- By Josh Rogin
Josh Rogin covers national security and foreign policy and writes the daily Web column The Cable. His column appears bi-weekly in the print edition of The Washington Post. He can be reached for comments or tips at firstname.lastname@example.org.
Previously, Josh covered defense and foreign policy as a staff writer for Congressional Quarterly, writing extensively on Iraq, Afghanistan, Guantánamo Bay, U.S.-Asia relations, defense budgeting and appropriations, and the defense lobbying and contracting industries. Prior to that, he covered military modernization, cyber warfare, space, and missile defense for Federal Computer Week Magazine. He has also served as Pentagon Staff Reporter for the Asahi Shimbun, Japan's leading daily newspaper, in its Washington, D.C., bureau, where he reported on U.S.-Japan relations, Chinese military modernization, the North Korean nuclear crisis, and more.
A graduate of George Washington University's Elliott School of International Affairs, Josh lived in Yokohama, Japan, and studied at Tokyo's Sophia University. He speaks conversational Japanese and has reported from the region. He has also worked at the House International Relations Committee, the Embassy of Japan, and the Brookings Institution.
Josh's reporting has been featured on CNN, MSNBC, C-Span, CBS, ABC, NPR, WTOP, and several other outlets. He was a 2008-2009 National Press Foundation's Paul Miller Washington Reporting Fellow, 2009 military reporting fellow with the Knight Center for Specialized Journalism and the 2011 recipient of the InterAction Award for Excellence in International Reporting. He hails from Philadelphia and lives in Washington, D.C.
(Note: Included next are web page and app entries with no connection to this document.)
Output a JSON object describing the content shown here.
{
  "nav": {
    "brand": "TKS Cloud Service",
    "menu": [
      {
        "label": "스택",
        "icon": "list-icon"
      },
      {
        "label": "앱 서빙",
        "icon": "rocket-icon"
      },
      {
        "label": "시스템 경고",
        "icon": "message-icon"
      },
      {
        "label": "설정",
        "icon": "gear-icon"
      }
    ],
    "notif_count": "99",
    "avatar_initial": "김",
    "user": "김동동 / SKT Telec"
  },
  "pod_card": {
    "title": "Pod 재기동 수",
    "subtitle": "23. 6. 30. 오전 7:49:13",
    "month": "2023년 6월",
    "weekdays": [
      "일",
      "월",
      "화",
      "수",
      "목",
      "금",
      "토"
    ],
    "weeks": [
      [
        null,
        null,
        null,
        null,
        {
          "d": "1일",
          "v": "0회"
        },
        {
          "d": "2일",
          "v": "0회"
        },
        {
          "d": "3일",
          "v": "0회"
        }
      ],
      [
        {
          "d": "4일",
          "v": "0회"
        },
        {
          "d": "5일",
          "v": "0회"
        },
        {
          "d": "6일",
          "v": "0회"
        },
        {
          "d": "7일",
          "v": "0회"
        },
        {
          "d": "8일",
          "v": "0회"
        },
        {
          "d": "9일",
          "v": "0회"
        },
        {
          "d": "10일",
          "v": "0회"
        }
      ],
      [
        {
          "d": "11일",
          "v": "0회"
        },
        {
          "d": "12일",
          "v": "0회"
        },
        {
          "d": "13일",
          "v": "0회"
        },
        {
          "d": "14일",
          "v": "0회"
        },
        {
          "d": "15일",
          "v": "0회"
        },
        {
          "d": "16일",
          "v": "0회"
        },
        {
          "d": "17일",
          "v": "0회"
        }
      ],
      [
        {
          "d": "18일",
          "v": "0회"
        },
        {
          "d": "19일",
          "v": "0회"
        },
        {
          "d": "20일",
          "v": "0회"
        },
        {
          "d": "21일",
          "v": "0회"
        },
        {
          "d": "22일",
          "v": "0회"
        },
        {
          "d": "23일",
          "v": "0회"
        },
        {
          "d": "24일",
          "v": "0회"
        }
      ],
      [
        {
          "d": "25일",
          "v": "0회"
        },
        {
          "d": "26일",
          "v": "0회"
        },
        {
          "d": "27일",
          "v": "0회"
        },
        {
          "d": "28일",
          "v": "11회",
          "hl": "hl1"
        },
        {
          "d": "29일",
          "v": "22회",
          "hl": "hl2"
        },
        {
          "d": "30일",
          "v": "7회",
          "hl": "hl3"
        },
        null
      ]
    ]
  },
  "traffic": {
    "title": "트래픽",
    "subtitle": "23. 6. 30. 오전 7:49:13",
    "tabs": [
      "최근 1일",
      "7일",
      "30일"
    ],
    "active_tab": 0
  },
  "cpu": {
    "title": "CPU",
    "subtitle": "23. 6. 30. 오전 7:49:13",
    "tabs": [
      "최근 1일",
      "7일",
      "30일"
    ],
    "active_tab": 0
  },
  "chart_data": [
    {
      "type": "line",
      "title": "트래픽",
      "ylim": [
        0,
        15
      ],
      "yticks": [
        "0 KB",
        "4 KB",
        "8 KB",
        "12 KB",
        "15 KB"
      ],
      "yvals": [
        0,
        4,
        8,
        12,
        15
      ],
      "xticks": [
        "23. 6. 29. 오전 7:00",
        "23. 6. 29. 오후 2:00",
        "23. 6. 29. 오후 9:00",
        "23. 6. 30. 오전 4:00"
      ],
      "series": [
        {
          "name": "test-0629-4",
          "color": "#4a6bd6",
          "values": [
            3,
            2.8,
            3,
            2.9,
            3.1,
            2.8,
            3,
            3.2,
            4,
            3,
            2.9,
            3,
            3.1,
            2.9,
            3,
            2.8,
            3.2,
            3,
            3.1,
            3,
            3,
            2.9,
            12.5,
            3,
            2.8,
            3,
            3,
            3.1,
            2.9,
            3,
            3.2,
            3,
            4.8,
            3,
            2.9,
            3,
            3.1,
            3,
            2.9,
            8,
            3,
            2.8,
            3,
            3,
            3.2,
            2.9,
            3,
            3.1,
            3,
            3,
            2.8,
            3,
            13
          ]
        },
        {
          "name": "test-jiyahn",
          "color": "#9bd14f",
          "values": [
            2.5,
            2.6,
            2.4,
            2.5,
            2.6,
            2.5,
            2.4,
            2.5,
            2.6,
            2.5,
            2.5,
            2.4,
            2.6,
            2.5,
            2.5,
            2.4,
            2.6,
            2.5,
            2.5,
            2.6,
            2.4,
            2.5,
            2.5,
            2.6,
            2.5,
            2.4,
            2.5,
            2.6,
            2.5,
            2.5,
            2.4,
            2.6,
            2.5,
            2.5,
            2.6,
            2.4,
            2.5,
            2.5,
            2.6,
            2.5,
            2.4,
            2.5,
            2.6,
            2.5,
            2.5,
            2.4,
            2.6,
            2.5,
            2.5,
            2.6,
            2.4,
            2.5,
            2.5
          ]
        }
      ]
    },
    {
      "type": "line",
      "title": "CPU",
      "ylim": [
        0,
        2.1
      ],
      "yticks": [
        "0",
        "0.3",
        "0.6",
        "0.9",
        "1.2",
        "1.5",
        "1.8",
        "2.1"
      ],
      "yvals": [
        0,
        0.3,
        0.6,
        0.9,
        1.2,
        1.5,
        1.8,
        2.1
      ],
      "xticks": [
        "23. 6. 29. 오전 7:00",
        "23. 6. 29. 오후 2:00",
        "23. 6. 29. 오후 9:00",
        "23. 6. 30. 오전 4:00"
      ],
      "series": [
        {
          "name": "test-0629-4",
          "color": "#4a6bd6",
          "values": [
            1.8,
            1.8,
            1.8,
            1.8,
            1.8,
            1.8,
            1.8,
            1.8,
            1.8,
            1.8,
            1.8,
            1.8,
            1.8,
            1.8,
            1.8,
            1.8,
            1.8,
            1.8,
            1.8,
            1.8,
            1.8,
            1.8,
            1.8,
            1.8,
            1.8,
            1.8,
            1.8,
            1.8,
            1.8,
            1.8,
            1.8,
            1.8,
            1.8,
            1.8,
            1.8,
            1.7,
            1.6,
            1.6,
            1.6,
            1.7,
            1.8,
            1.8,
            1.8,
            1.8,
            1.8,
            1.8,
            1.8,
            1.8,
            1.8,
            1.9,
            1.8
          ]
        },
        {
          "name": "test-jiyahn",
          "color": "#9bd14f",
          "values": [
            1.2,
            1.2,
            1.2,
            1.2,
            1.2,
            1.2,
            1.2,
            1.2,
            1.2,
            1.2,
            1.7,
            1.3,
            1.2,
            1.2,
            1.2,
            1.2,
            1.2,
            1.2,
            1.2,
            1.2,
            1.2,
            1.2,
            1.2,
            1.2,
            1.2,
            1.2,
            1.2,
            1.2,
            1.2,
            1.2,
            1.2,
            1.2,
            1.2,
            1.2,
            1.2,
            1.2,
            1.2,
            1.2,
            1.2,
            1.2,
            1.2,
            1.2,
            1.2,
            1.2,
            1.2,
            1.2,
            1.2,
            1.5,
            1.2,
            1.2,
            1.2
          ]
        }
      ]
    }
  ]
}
The Office of the Secretary of Defense does not believe that Afghanistan commander Gen. Stanley McChrystal or his staff was behind the leak of a classified assessment yesterday that outlined the general’s call for more troops, according to the top Pentagon spokesman.
Geoff Morrell, the Pentagon press secretary, disputed the contention of a source who speculated that officers in Afghanistan gave the McChrystal assessment to the Washington Post in an effort to pressure President Obama to increase force levels as part of his pending Afghan policy review.
There is absolutely no way to know who leaked the assessment and anyone claiming to know is either lying or mistaken, said Morrell.
"The secretary of defense does not believe that General McChrystal or his team was responsible for leaking this sensitive information," Morrell continued. "Nor are we wasting our time playing Washington parlor games trying to figure out who did it. … We have better things to do."
The perception that the Pentagon or administration leadership is faulting McChrystal or is at odds with him could perpetuate a story line that there is a schism between the commander and the civilian leadership, which would be misleading, according to Morrell.
"Anonymous sources playing guessing games about who may or may not be responsible for who is leaking the assessment doesn’t do anybody any good," said Morrell. "Nobody knows."
In that same article on The Cable, under secretary of defense for policy Michèle Flournoy sought to put the McChrystal assessment in context, saying, "The McChrystal assessment is one input, one very important input, into a larger conversation that the president is having on where we go on Afghanistan."